The study of intermediate-mass black holes (IMBHs) is a young and promising field of research. If IMBH exist, they could explain the rapid growth of supermassive black holes by acting as seeds in the early stage of galaxy formation. Formed by runaway collisions of massive stars in young and dense stellar clusters, intermediate-mass black holes could still be present in the centers of globular clusters, today. We measured the inner kinematic profiles with integral-field spectroscopy for 10 Galactic globular cluster and determined masses or upper limits of central black holes. In combination with literature data we further studied the positions of our results on known black-hole scaling relations (such as M
• − σ) and found a similar but flatter correlation for IMBHs. Applying cluster evolution codes, the change in the slope could be explained with the stellar mass loss occurring in clusters in a tidal field over its life time. Furthermore, we present results from several numerical simulations on the topic of IMBHs and integral field units (IFUs). N-body simulations were used to simulate IFU data cubes. For the specific case of NGC 6388 we simulated two different IFU techniques and found that velocity dispersion measurements from individual velocities are strongly biased towards lower values due to blends of neighbouring stars and background light. In addition, we use the Astrophysical Multipurpose Software Environment (AMUSE) to combine gravitational physics, stellar evolution and hydrodynamics to simulate the accretion of stellar winds onto a black hole.

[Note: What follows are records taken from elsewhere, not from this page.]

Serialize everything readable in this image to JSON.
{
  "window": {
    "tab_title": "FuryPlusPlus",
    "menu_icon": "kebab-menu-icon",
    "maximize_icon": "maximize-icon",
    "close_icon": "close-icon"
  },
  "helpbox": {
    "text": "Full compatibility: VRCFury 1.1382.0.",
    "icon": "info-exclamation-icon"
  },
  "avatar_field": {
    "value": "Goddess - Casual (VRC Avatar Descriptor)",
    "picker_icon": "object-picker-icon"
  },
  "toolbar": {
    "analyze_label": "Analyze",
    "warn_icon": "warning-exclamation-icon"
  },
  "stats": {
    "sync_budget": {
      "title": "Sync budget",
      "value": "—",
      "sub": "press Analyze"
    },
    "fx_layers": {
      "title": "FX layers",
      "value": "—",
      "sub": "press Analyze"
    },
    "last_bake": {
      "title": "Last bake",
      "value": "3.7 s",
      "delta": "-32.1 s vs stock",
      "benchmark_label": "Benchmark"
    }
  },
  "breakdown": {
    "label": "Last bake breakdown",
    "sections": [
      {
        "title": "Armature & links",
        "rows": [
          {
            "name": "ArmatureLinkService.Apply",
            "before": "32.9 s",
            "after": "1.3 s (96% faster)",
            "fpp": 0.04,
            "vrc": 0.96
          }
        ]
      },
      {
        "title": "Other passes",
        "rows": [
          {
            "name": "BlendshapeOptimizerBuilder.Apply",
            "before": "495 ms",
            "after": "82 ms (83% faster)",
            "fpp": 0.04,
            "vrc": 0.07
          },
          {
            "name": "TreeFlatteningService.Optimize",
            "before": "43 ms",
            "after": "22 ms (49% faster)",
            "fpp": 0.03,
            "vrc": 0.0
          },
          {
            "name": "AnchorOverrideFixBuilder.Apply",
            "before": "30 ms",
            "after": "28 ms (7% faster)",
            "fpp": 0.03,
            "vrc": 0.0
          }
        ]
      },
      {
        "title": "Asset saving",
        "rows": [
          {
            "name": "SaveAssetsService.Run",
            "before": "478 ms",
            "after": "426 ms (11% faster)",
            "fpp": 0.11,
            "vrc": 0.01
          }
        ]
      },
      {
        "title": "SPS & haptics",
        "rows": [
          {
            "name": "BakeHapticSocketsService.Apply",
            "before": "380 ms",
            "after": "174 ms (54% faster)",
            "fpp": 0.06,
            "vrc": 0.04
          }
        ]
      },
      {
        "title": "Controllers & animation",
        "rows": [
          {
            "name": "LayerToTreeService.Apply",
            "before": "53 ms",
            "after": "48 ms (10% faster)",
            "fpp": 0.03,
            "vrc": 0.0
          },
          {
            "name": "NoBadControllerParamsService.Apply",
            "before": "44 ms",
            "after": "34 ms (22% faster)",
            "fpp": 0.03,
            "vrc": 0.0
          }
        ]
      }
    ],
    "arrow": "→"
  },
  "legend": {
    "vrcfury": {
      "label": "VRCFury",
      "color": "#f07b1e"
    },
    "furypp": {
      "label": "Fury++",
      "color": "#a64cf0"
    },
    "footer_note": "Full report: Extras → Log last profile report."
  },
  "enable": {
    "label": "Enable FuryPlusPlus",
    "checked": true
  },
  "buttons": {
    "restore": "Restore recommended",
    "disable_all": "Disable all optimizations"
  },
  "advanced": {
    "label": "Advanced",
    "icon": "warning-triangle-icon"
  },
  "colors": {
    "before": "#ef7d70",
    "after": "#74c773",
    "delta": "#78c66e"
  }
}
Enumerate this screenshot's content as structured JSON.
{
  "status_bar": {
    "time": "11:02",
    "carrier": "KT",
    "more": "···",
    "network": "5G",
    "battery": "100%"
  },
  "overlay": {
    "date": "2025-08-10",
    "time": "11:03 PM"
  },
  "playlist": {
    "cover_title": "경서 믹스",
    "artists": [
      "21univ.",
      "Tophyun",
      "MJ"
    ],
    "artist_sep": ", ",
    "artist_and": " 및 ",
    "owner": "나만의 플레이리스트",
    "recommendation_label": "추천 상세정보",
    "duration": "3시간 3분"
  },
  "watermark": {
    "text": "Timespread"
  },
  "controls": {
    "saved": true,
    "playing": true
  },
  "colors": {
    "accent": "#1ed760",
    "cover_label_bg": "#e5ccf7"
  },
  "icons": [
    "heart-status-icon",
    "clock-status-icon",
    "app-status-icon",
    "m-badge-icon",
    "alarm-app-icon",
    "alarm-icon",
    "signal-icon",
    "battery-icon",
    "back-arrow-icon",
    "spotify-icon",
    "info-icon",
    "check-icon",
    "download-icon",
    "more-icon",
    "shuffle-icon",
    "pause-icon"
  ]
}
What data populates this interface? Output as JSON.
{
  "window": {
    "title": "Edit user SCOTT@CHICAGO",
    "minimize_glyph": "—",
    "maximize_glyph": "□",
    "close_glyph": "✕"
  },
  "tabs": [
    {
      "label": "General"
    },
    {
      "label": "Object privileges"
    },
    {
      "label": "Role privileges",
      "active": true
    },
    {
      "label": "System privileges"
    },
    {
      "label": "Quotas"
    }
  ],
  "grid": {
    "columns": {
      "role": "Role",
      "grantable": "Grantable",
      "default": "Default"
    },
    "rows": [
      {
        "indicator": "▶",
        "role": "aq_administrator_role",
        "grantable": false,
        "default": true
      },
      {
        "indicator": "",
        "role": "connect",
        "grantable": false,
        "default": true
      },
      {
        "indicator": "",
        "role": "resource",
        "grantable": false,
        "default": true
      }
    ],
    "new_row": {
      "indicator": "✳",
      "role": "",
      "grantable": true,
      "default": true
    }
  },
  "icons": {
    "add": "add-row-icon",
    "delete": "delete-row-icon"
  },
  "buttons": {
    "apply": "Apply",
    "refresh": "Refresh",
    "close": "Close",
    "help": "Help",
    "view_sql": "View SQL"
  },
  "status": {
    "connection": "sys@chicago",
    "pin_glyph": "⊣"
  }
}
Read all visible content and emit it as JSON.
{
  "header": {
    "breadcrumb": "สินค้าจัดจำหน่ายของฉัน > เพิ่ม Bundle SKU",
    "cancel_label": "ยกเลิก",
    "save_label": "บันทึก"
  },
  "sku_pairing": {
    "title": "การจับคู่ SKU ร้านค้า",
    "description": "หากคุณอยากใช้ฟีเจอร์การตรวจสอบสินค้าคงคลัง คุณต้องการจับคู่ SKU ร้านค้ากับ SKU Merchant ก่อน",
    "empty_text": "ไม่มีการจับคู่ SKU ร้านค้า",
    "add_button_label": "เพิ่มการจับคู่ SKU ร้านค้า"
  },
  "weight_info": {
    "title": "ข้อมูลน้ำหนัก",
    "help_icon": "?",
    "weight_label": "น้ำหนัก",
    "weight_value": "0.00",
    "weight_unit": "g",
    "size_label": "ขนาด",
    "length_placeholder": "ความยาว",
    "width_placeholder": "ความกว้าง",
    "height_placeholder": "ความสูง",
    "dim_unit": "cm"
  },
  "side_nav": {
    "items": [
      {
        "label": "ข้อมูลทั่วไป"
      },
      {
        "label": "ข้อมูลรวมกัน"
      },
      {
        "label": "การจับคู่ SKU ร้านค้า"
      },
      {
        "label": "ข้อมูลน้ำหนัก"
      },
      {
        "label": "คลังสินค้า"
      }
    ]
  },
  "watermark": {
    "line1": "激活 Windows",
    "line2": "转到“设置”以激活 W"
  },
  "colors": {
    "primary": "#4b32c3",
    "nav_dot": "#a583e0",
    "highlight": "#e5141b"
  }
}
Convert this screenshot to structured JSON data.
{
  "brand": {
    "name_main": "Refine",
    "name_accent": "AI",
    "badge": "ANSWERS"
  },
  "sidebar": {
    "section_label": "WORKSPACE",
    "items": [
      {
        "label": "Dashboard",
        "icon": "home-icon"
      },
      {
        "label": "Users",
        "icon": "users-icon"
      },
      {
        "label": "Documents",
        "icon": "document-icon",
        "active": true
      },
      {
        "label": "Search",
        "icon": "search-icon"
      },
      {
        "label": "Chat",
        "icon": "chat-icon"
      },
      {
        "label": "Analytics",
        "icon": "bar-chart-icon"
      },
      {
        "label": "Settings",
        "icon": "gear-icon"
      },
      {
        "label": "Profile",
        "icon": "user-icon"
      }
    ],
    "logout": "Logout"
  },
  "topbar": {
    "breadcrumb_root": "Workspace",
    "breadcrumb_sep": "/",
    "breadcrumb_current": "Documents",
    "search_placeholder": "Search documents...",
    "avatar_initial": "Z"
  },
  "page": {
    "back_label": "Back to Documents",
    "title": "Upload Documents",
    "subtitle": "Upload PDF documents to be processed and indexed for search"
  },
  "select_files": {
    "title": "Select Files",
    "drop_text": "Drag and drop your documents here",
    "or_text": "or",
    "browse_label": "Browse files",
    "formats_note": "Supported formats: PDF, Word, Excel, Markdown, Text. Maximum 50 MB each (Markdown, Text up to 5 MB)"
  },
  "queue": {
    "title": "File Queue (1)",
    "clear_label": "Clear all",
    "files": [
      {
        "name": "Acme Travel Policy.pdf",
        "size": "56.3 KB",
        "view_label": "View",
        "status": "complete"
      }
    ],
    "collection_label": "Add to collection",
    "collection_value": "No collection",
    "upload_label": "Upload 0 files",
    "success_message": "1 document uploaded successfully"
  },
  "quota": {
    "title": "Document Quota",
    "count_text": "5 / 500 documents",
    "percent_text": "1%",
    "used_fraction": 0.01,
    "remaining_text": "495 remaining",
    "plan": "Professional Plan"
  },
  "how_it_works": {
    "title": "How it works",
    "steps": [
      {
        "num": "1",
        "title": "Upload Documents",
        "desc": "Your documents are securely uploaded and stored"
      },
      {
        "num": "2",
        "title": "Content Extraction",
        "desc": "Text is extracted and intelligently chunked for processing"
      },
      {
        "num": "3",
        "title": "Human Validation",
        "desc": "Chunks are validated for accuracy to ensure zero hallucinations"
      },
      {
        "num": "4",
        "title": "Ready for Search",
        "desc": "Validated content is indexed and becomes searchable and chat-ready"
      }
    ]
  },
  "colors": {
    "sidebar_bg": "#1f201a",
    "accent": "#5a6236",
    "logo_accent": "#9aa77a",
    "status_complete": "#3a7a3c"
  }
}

We find that the S-stars need to provide very strong winds in order to explain the accretion rate in the galactic center.